Why did the ammonites die out but the nautiloids didn't? Because the ammonites had planktonic larvae -- known in the fossil record -- while at the very least the modern *Nautilus* broods its few large eggs hundreds of meters below the surface. The only way I can imagine to make the ammonites extinct is to sterilize the upper layer of the ocean; anything less than that won't do (and indeed the ammonites rebounded very fast after losing most of their diversity at the Devonian-Carboniferous, Permian-Triassic, and Triassic-Jurassic boundary mass extinctions). This sort of thing (a "Strangelove ocean") is exactly what we expect to happen after a big impact. In other words, the impact hypothesis predicts that the ammonites died out, and die out they did. In addition to never being part of the plankton, *Nautilus* has a low metabolism and yolk-rich eggs. That's bad for taking over the world, but great for surviving in a food-poor ocean. In other words, the impact hypothesis predicts that the nautiloids survived, and survive they did.

Now lather, rinse, and repeat this for planktonic vs benthic foraminifera, and for the coccolithophores. And then up the food chain to plesio- and mosasaurs, and the ammonite-eating protostegids -- but not the other sea turtles, which eat jellyfish and other survivor types.

And then factor in that we have firsthand evidence of the Strangelove ocean, e.g. in Denmark (the "fish clay") and New Jersey.

That's the marine side. On the continental side, the impact hypothesis predicts the death of most green plant parts, in other words, widespread extinction among animals other than insectivores, granivores, and freshwater animals. What do we observe in the continental fossil record (which is famously worse than the marine one)? More or less just that. In the freshwater, what died out are *Brachychampsa* (a crocodile apparently specialized on turtles) and specialist predators like the gars over most of the world.

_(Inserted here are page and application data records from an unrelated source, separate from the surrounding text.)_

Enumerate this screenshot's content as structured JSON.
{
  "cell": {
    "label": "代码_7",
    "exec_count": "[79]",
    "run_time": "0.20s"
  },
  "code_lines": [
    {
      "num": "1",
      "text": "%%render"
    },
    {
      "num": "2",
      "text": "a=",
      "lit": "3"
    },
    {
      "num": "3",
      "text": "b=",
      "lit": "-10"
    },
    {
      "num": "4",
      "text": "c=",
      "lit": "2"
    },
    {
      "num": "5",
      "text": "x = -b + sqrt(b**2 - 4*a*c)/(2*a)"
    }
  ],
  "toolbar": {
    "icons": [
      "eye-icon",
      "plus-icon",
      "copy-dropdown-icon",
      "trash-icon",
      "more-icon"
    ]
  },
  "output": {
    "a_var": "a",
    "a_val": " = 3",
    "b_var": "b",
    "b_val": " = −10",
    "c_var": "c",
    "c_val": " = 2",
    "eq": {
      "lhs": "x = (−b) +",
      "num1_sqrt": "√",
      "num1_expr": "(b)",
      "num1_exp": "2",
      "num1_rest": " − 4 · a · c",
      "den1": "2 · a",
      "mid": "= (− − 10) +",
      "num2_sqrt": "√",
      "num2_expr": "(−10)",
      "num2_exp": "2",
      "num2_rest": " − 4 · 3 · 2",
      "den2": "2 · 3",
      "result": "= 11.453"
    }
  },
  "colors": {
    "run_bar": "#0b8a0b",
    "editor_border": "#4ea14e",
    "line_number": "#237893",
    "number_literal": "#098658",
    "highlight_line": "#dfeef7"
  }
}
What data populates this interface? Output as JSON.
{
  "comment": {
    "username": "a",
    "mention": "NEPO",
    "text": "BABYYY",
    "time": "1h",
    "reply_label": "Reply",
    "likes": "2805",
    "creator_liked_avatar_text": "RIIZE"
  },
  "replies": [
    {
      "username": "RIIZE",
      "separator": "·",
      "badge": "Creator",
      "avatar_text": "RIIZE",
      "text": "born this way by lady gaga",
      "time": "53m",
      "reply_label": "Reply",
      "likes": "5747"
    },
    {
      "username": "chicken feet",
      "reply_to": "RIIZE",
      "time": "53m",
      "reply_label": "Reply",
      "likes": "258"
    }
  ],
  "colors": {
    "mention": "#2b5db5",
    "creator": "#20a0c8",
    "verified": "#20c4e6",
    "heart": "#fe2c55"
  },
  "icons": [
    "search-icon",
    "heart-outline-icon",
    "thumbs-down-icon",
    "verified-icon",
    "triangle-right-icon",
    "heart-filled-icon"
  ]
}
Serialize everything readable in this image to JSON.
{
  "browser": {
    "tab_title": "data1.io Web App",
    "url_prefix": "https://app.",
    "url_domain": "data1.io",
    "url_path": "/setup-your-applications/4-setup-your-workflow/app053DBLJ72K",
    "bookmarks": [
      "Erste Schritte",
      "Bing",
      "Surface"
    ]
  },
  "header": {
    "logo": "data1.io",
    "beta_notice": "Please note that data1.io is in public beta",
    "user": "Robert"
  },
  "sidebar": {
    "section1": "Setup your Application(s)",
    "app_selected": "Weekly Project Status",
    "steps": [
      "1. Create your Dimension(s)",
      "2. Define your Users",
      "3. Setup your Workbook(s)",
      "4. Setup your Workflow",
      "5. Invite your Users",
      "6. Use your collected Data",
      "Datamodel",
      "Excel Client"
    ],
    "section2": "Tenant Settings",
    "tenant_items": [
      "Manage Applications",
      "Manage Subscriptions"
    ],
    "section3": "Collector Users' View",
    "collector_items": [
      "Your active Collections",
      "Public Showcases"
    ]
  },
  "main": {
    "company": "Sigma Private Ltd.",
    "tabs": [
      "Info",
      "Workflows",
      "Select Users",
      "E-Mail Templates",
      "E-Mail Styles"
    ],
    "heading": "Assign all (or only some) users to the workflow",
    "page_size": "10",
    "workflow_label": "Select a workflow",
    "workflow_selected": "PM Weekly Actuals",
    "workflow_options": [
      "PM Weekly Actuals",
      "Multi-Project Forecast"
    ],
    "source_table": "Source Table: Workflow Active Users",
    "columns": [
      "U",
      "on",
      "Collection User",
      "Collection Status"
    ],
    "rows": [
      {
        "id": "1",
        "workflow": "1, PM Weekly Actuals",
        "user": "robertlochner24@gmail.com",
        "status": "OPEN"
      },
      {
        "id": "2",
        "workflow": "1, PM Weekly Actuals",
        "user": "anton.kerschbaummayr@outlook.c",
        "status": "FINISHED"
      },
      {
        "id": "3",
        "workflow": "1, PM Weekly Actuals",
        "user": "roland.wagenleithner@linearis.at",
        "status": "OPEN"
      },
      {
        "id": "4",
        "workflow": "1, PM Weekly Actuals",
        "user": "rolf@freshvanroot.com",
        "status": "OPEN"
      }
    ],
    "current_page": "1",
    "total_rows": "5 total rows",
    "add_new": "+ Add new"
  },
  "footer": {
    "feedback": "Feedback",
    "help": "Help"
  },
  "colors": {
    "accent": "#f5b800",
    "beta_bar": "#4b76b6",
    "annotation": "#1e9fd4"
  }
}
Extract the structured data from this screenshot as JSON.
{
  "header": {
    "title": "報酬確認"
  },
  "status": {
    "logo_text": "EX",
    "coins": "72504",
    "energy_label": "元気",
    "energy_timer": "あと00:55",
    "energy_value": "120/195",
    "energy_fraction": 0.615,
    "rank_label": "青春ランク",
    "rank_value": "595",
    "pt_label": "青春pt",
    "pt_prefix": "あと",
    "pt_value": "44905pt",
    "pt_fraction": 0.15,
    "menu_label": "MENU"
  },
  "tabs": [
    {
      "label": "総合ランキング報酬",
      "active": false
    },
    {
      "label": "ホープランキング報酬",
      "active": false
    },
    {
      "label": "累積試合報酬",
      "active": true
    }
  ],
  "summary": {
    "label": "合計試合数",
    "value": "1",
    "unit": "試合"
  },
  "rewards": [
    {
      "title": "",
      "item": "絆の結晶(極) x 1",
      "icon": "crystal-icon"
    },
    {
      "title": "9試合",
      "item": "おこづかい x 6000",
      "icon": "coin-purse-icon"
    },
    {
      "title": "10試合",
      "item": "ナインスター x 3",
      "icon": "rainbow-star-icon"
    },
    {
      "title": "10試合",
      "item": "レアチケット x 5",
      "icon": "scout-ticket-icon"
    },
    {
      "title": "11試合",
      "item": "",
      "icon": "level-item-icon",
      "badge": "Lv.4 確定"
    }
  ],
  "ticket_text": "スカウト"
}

Judging from their pitiful fossil record, most amphibians survived, as did plenty of insectivorous eu- and metatherians and granivorous multituberculates.

Also, complex synergy remains equally parsimonious.

Equally parsimonious as the scenario outlined above, which explains so much data from biology and geology _at once_? Please explain.